Sometimes the darkness and I wander by my hopes and dreams, which are dangerously close to my regrets.
The darkness picked me up, after the apple.
It hisses, but I can’t make out the words. I say “What?” and it hisses again. I still can’t hear it.
I hear the howling, though. It’s muffled, like traffic on a highway out past the neighborhood, but I hear it. I think it’s coming from me. But I’m not sure. Maybe it’s coming from the freight containers. Maybe it’s my hopes and dreams, all dying a terrible death.
I stumble, and the darkness picks me up.
Sometimes the darkness and I sit on a bench and listen to the howling of the abyss.
I bend over, my head between my legs. I’m cold and I’m sweating and everything is spinning and the howling in my ears goes loud and soft and loud and soft and loud and then soft again. I can’t take the spinning, I can’t, but I have to because it’s not stopping.
I feel finger bones on my back, and I can hear a quiet hissing when the howling goes soft. I can’t make out the words.
The spinning stops, finally.
The finger bones on my back go still, and I think I hear a word in the hiss. Something about “pass”.
Then I vomit.
It’s red, but it’s not the apple. It’s dark and it’s ropy and it looks a bit like coffee grounds.
The darkness hisses again, and this time I hear the words.
It says, “This, too, shall pass.”
Sometimes the darkness and I run our hands over the railings of a bridge. I wonder if maybe I will get a splinter.
The darkness says that I am still alive, but I am not so sure.
Everything is bright and sharp but also blurry when you don’t have enough blood. Colors are…so colorful. They pop into your eyeballs. Stay for a while. Have some tea.
But then they leave.
I fall down on the bridge.
The darkness picks me up, again. It says, “You can walk.”
But I can’t. I fall down again.
The darkness does not pick me up this time.
Out there, somewhere, over the bridge and the water and the popping green trees, I hear the howling.
I start to crawl.
Sometimes the darkness and I crawl along the wooden slats of a blue sparkly bridge.
I think this is death.
The darkness says it’s not.
I say that the lights are very twinkly and blurry and big, and that I should go toward them.
The darkness says that if I go toward the lights I will fall in the river, and no one wants that. It says it will have to fish me out, and that its bones will get all wrinkly. It says, “I don’t like wrinkly bones.”
I wonder how bones can get wrinkly, but then I put it out of my mind. The sparkly lights of death seem more important at the moment.
The howling blows across the bridge.

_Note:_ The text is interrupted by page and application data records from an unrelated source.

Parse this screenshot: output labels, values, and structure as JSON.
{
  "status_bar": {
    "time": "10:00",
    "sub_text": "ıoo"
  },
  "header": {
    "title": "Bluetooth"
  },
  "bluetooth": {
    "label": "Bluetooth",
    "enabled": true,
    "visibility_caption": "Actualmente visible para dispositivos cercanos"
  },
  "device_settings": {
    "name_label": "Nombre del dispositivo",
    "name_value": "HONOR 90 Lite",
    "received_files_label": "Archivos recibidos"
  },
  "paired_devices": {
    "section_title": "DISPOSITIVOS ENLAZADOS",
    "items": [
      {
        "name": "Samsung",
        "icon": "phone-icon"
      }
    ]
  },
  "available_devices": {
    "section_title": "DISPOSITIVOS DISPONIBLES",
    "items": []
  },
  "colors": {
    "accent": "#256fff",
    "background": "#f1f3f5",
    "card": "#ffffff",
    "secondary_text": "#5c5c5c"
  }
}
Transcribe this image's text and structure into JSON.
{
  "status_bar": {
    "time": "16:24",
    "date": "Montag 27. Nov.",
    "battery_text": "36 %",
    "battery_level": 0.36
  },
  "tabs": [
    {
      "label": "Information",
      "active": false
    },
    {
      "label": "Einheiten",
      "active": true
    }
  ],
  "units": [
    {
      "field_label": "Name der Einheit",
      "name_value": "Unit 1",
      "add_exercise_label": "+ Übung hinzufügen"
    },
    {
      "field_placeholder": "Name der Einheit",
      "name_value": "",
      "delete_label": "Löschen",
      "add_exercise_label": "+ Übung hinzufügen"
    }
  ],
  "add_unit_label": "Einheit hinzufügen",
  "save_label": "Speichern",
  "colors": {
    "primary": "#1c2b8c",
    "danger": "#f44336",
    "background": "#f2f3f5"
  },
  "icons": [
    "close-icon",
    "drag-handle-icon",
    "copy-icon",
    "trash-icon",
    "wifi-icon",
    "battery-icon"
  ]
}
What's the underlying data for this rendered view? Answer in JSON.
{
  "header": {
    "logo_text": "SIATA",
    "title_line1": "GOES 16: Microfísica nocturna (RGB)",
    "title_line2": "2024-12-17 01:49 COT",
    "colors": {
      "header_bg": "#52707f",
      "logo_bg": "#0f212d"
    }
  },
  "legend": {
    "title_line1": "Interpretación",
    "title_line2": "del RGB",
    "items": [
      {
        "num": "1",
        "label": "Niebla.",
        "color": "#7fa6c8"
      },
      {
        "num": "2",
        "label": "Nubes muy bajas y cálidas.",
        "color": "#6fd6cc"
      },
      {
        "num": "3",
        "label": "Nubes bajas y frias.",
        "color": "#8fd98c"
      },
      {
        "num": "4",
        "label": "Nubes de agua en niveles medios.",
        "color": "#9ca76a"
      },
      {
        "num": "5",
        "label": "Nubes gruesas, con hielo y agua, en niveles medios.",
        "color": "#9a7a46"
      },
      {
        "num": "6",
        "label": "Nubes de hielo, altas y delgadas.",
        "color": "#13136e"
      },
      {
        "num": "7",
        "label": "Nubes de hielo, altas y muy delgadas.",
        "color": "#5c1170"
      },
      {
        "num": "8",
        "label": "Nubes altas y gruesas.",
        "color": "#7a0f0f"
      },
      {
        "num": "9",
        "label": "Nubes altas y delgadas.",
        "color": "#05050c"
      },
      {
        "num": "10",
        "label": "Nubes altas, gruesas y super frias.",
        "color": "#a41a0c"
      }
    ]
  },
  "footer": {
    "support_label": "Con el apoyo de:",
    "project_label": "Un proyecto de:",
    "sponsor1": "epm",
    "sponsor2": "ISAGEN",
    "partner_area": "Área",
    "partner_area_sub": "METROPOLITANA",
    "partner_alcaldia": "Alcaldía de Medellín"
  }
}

I want to stop and curl up and let the howling sing me to sleep. I’m sweating and it’s cold and the bridge looks so long. I’ll never finish crossing it. It holds all the big blurry death lights of the universe.
I reach out towards the lights.
Something cold and hard grips my wrist.
The darkness hisses, “Damn it, I told you I didn’t want wrinkly bones.”
Sometimes the darkness and I follow the twinkly death lights into oblivion.
I fall into the water, down and down and down, and I wonder if the darkness has wrinkly bones yet. I wonder if I will ever stop falling. Maybe the darkness will stop me again, its wrinkly bony fingers wrapping around my wrist
I can see the reflection of the twinkly lights down here. They go up and down, up and down, gently, softly. I like them. They are very calming.
Oblivion is not so bad, maybe.
I keep falling. The water gets darker. The lights get smaller.
No wrinkly finger bones ever come.
Sometimes the darkness and I fall through the water, down past the lights and into the depths.
But I don’t know. I think maybe the lights followed us.
I am floating in bright blueness.
I like it here. It’s nice. There are no dreams. No regrets. Just brightness and blue. I hear the howling still, but it’s so far away. Everything is far away.
I could go to sleep. I could sleep forever and ever. Just lying in the water, moving gently with it, the sparkly death lights sparkling above me.
Probably my bones would get wrinkly, but that’s okay.
Sometimes the darkness and I wake up together on a bench.
It’s eerily silent.
The howling is gone.
There was a brightness and everything was blue and quiet and I was getting wrinkly and I was so sleepy.
But then I woke up.
I look over at the darkness, at its wrinkly wet gray bones. It stares out over the water. Its red eyes seem faded now.
The darkness picked me up.